## Work to complete
Copy each line of the material beneath that holds the word "coil".

## Extracted material
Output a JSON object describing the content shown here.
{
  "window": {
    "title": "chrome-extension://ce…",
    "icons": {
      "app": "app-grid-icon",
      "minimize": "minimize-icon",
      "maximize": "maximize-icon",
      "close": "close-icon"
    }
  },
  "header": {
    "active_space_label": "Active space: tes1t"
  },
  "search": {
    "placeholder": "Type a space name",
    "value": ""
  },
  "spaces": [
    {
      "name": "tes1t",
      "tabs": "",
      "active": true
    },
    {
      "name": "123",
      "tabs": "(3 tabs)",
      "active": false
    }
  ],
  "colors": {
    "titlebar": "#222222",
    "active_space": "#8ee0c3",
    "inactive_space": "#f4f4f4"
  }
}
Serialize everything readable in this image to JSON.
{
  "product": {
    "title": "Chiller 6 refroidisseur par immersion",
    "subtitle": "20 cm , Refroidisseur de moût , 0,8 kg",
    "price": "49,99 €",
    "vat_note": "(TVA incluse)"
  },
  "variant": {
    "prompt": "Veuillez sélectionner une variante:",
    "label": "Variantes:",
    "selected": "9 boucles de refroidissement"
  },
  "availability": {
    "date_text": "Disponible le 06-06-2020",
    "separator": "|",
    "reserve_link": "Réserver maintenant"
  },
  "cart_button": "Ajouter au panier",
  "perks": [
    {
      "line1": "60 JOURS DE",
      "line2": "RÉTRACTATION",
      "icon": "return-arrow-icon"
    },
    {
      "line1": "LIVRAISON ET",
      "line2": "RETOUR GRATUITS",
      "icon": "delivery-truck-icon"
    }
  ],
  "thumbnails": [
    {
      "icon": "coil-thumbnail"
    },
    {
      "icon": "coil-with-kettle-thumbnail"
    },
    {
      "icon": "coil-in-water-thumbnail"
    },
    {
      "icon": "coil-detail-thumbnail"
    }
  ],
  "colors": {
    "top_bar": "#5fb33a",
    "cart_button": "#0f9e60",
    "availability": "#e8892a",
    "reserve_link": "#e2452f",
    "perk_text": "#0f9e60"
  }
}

## Response to this task
      "icon": "coil-thumbnail"
      "icon": "coil-with-kettle-thumbnail"
      "icon": "coil-in-water-thumbnail"
      "icon": "coil-detail-thumbnail"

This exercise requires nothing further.